Employers in Victoria have experienced the same difficulty in filling certain types of open jobs that businesses in the rest of the country are having. Even though the number of international travelers in British Columbia has not fully rebounded, tourism operators on Southern Vancouver Island still had a very busy summer season. Many hotels, restaurants and tour companies in Victoria are experiencing pre-pandemic levels of business activity, but that doesn’t mean they are operating at full capacity. Staffing challenges have resulted in reduced hours of operation and lost business opportunities.
There are over one million job vacancies across the country with over 178,000 of those in British Columbia. B.C. is one of only two provinces with fewer unemployed people than there are open jobs. So what happened to all the workers? In the United States, there was a great resignation, but that trend did not take hold in Canada. What happened here is that we had a great reshuffling of our labour market with hundreds of thousands of workers in this country leaving lower-paying industries for higher-paying ones.
The first year and a half of the pandemic was marked by lockdowns and public health restrictions that greatly affected the restaurant, retail, and tourism sectors. When public health measures began to lift many employers in those industries were surprised to find that a significant amount of their workers were not returning to their jobs. Reduced immigration also impacted the pool of available workers. The data provided by Statics Canada allows us to see how all of this has impacted Victoria’s labour market.
In February of 2020, just before the pandemic began, there were just under 210,000 people working in Greater Victoria.
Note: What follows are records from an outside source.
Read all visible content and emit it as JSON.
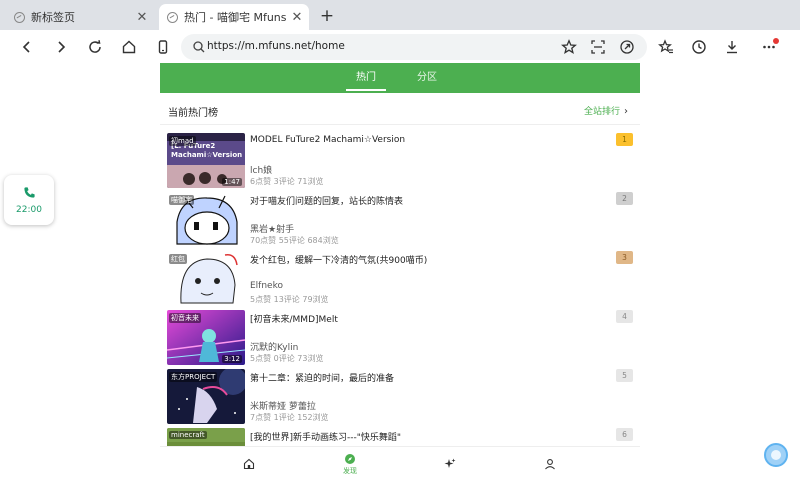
{
  "browser": {
    "tabs": [
      {
        "title": "新标签页",
        "active": false
      },
      {
        "title": "热门 - 喵御宅 Mfuns",
        "active": true
      }
    ],
    "close_glyph": "✕",
    "newtab_glyph": "+",
    "url": "https://m.mfuns.net/home"
  },
  "header": {
    "tabs": [
      {
        "label": "热门",
        "active": true
      },
      {
        "label": "分区",
        "active": false
      }
    ]
  },
  "ranking": {
    "title": "当前热门榜",
    "link": "全站排行",
    "link_chevron": "›"
  },
  "videos": [
    {
      "rank": "1",
      "title": "MODEL FuTure2 Machami☆Version",
      "author": "lch娘",
      "stats": "6点赞 3评论 71浏览",
      "tag": "初mad",
      "duration": "1:47",
      "thumb_text": "[L. FuTure2 Machami☆Version"
    },
    {
      "rank": "2",
      "title": "对于喵友们问题的回复，站长的陈情表",
      "author": "黑岩★射手",
      "stats": "70点赞 55评论 684浏览",
      "tag": "喵御宅",
      "duration": ""
    },
    {
      "rank": "3",
      "title": "发个红包，缓解一下冷清的气氛(共900喵币)",
      "author": "Elfneko",
      "stats": "5点赞 13评论 79浏览",
      "tag": "红包",
      "duration": ""
    },
    {
      "rank": "4",
      "title": "[初音未来/MMD]Melt",
      "author": "沉默的Kylin",
      "stats": "5点赞 0评论 73浏览",
      "tag": "初音未来",
      "duration": "3:12"
    },
    {
      "rank": "5",
      "title": "第十二章：紧迫的时间，最后的准备",
      "author": "米斯蒂娅 萝蕾拉",
      "stats": "7点赞 1评论 152浏览",
      "tag": "东方PROJECT",
      "duration": ""
    },
    {
      "rank": "6",
      "title": "[我的世界]新手动画练习---\"快乐舞蹈\"",
      "author": "",
      "stats": "",
      "tag": "minecraft",
      "duration": ""
    }
  ],
  "bottom_nav": [
    {
      "icon": "home-icon",
      "label": ""
    },
    {
      "icon": "discover-icon",
      "label": "发现"
    },
    {
      "icon": "sparkle-icon",
      "label": ""
    },
    {
      "icon": "user-icon",
      "label": ""
    }
  ],
  "call_widget": {
    "time": "22:00"
  },
  "colors": {
    "brand_green": "#4caf50",
    "rank1": "#fbc02d",
    "rank3": "#e0b787"
  }
}
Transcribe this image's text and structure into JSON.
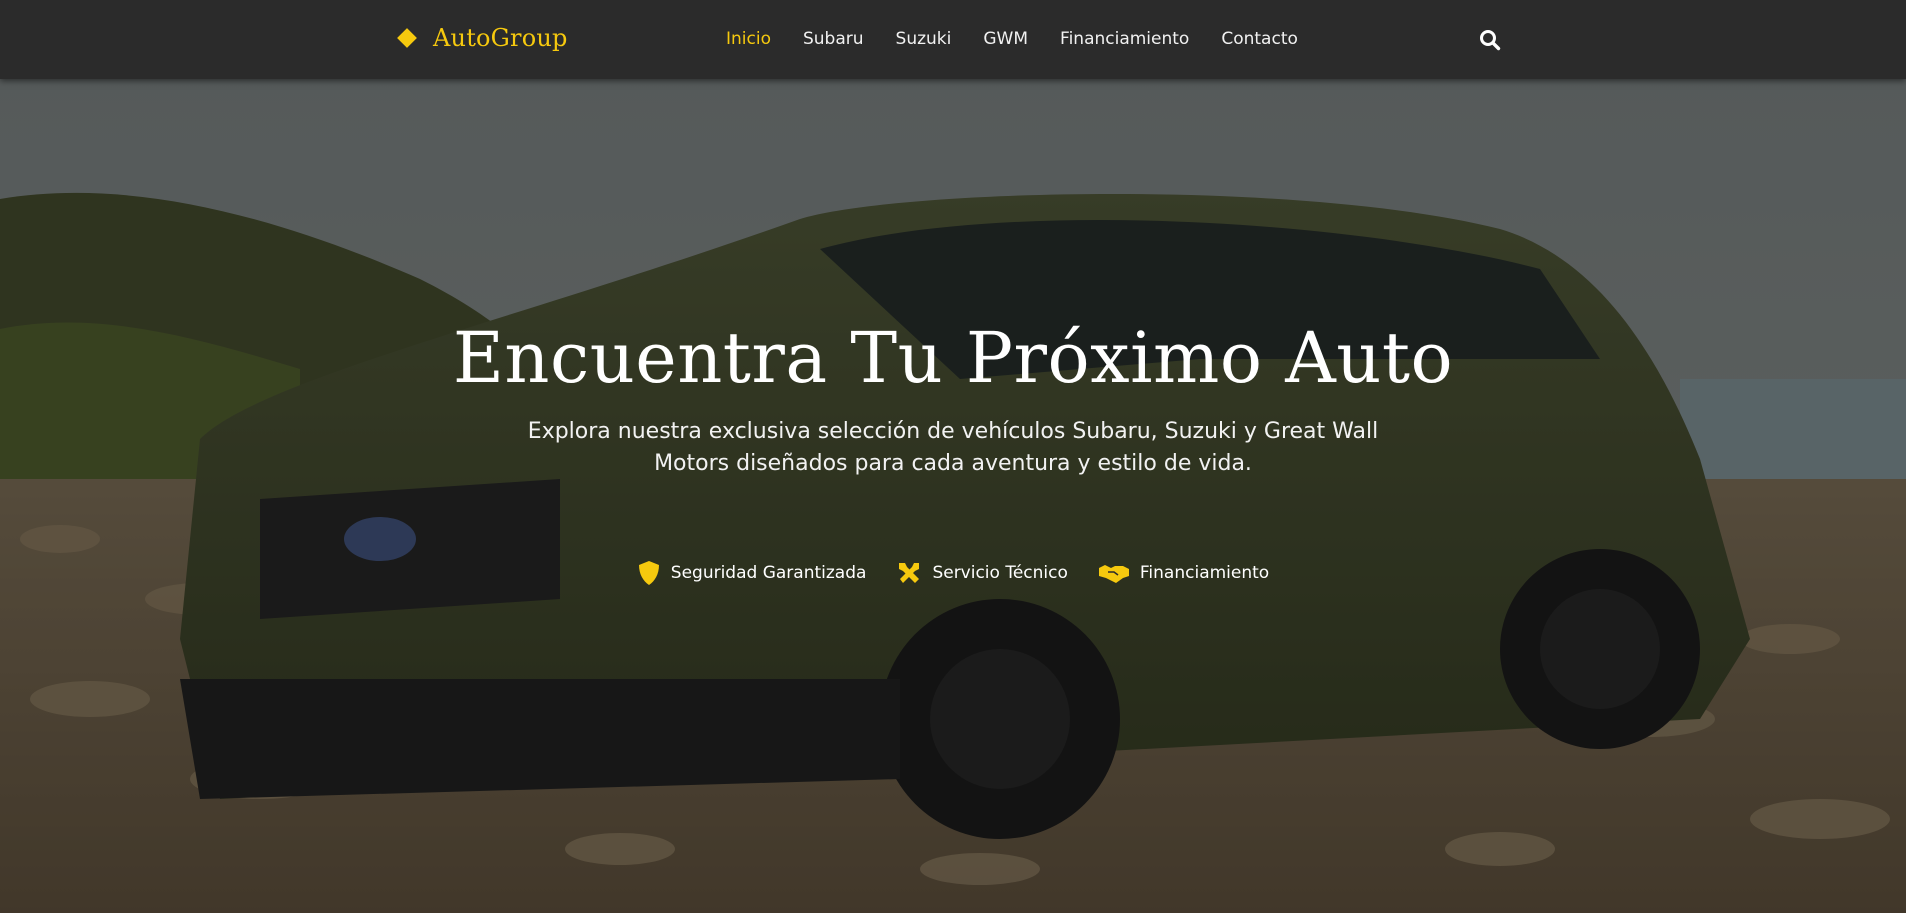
{
  "nav": {
    "logo_text": "AutoGroup",
    "links": [
      "Inicio",
      "Subaru",
      "Suzuki",
      "GWM",
      "Financiamiento",
      "Contacto"
    ],
    "active": "Inicio",
    "search_icon": "search-icon"
  },
  "hero": {
    "title": "Encuentra Tu Próximo Auto",
    "subtitle": "Explora nuestra exclusiva selección de vehículos Subaru, Suzuki y Great Wall Motors diseñados para cada aventura y estilo de vida.",
    "features": [
      {
        "icon": "shield-icon",
        "label": "Seguridad Garantizada"
      },
      {
        "icon": "tools-icon",
        "label": "Servicio Técnico"
      },
      {
        "icon": "handshake-icon",
        "label": "Financiamiento"
      }
    ]
  },
  "colors": {
    "accent": "#f6c90e",
    "navbar_bg": "#2b2b2b",
    "text_light": "#ffffff"
  }
}
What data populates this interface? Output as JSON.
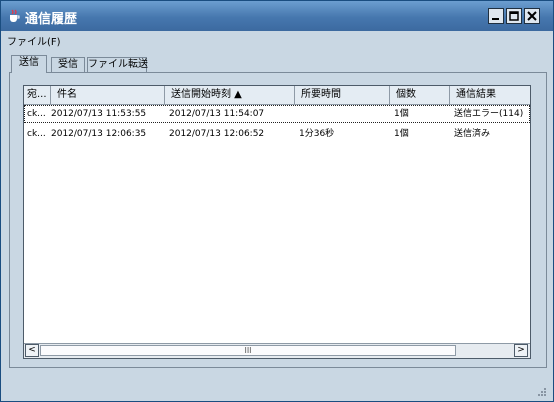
{
  "window": {
    "title": "通信履歴"
  },
  "menu": {
    "file": "ファイル(F)"
  },
  "tabs": [
    {
      "label": "送信"
    },
    {
      "label": "受信"
    },
    {
      "label": "ファイル転送"
    }
  ],
  "table": {
    "columns": [
      {
        "label": "宛..."
      },
      {
        "label": "件名"
      },
      {
        "label": "送信開始時刻 ▲"
      },
      {
        "label": "所要時間"
      },
      {
        "label": "個数"
      },
      {
        "label": "通信結果"
      }
    ],
    "rows": [
      {
        "c1": "ck...",
        "c2": "2012/07/13 11:53:55",
        "c3": "2012/07/13 11:54:07",
        "c4": "",
        "c5": "1個",
        "c6": "送信エラー(114)"
      },
      {
        "c1": "ck...",
        "c2": "2012/07/13 12:06:35",
        "c3": "2012/07/13 12:06:52",
        "c4": "1分36秒",
        "c5": "1個",
        "c6": "送信済み"
      }
    ]
  },
  "scrollbar": {
    "left": "<",
    "right": ">",
    "grip": "III"
  }
}
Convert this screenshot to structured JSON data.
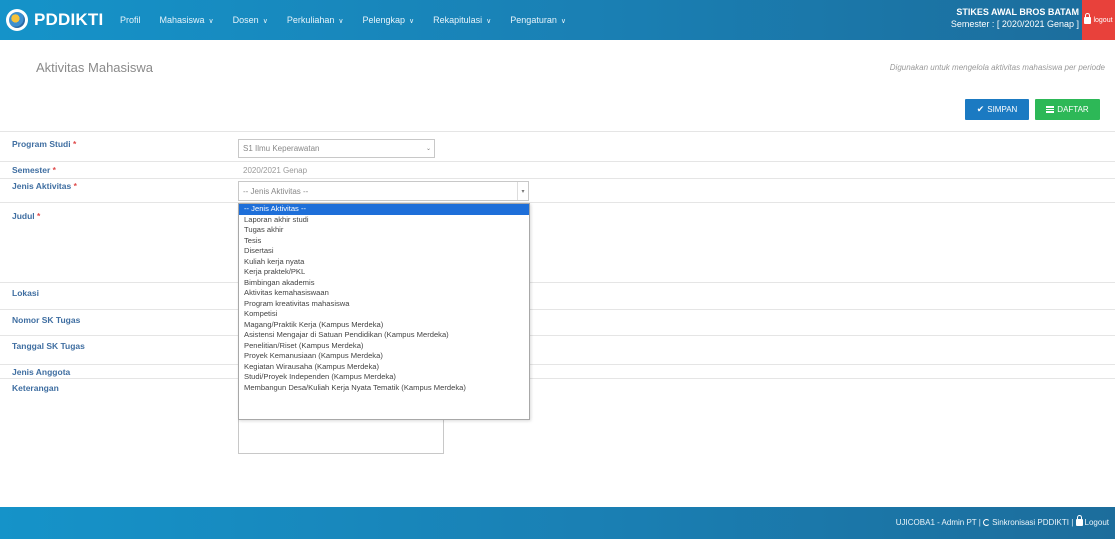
{
  "navbar": {
    "logo_text": "PDDIKTI",
    "items": [
      {
        "label": "Profil",
        "has_caret": false
      },
      {
        "label": "Mahasiswa",
        "has_caret": true
      },
      {
        "label": "Dosen",
        "has_caret": true
      },
      {
        "label": "Perkuliahan",
        "has_caret": true
      },
      {
        "label": "Pelengkap",
        "has_caret": true
      },
      {
        "label": "Rekapitulasi",
        "has_caret": true
      },
      {
        "label": "Pengaturan",
        "has_caret": true
      }
    ],
    "institution": "STIKES AWAL BROS BATAM",
    "semester": "Semester : [ 2020/2021 Genap ]",
    "logout_label": "logout"
  },
  "page": {
    "title": "Aktivitas Mahasiswa",
    "description": "Digunakan untuk mengelola aktivitas mahasiswa per periode",
    "save_label": "SIMPAN",
    "list_label": "DAFTAR"
  },
  "form": {
    "program_studi_label": "Program Studi",
    "program_studi_value": "S1 Ilmu Keperawatan",
    "semester_label": "Semester",
    "semester_value": "2020/2021 Genap",
    "jenis_aktivitas_label": "Jenis Aktivitas",
    "jenis_aktivitas_value": "-- Jenis Aktivitas --",
    "judul_label": "Judul",
    "lokasi_label": "Lokasi",
    "nomor_sk_label": "Nomor SK Tugas",
    "tanggal_sk_label": "Tanggal SK Tugas",
    "jenis_anggota_label": "Jenis Anggota",
    "keterangan_label": "Keterangan",
    "required_mark": "*"
  },
  "dropdown": {
    "options": [
      "-- Jenis Aktivitas --",
      "Laporan akhir studi",
      "Tugas akhir",
      "Tesis",
      "Disertasi",
      "Kuliah kerja nyata",
      "Kerja praktek/PKL",
      "Bimbingan akademis",
      "Aktivitas kemahasiswaan",
      "Program kreativitas mahasiswa",
      "Kompetisi",
      "Magang/Praktik Kerja (Kampus Merdeka)",
      "Asistensi Mengajar di Satuan Pendidikan (Kampus Merdeka)",
      "Penelitian/Riset (Kampus Merdeka)",
      "Proyek Kemanusiaan (Kampus Merdeka)",
      "Kegiatan Wirausaha (Kampus Merdeka)",
      "Studi/Proyek Independen (Kampus Merdeka)",
      "Membangun Desa/Kuliah Kerja Nyata Tematik (Kampus Merdeka)"
    ],
    "selected_index": 0
  },
  "footer": {
    "user_text": "UJICOBA1 - Admin PT |",
    "sync_text": "Sinkronisasi PDDIKTI |",
    "logout_text": "Logout"
  },
  "colors": {
    "navbar": "#1a7fb3",
    "logout_bg": "#e8413b",
    "save_btn": "#1b7ac2",
    "list_btn": "#2db857",
    "selected_option": "#1e6fd9"
  }
}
As of August of this year that number has jumped to 216,400. Not only are there more people employed in the region – there is a higher percentage of the workforce employed on a full-time basis. Part-time employment has dropped, and full-time employment has soared.
As well as the shift towards full-time work there has been a change in what type of employment people have. Since the start of the pandemic, employment in Victoria has been up significantly in wholesale and retail trade (+5,000) jobs, professional, scientific, and technical services (+3,700 jobs) and educational services (+2,900 jobs). Sectors in the region that lost jobs over the same period include business, building and other support services (-5,700 jobs) and accommodation and food services (-3,700 jobs).
This shift in work can be partly explained by opportunity. Many sectors in Canada were not as affected by public health measures as others and continued to hire as normal, creating opportunities for those who had been laid off. Also, the rise of remote work offered some unemployed people the chance to seek employment that allowed for a better work/life balance or higher wages. The pandemic was an opportunity for many Canadians to assess their priorities and no doubt resulted in a career change for hundreds of thousands of people.
A recent CIBC poll showed that 17% of respondents have changed careers during the pandemic. The main reasons for that being to get a job with better wages or benefits, and a better work-life balance. What this means for local employers is that many of the employees they had before the pandemic have changed careers for good. Because of our aging population, labour shortages will be an ongoing theme in Victoria’s labour market – especially in the hospitality sector.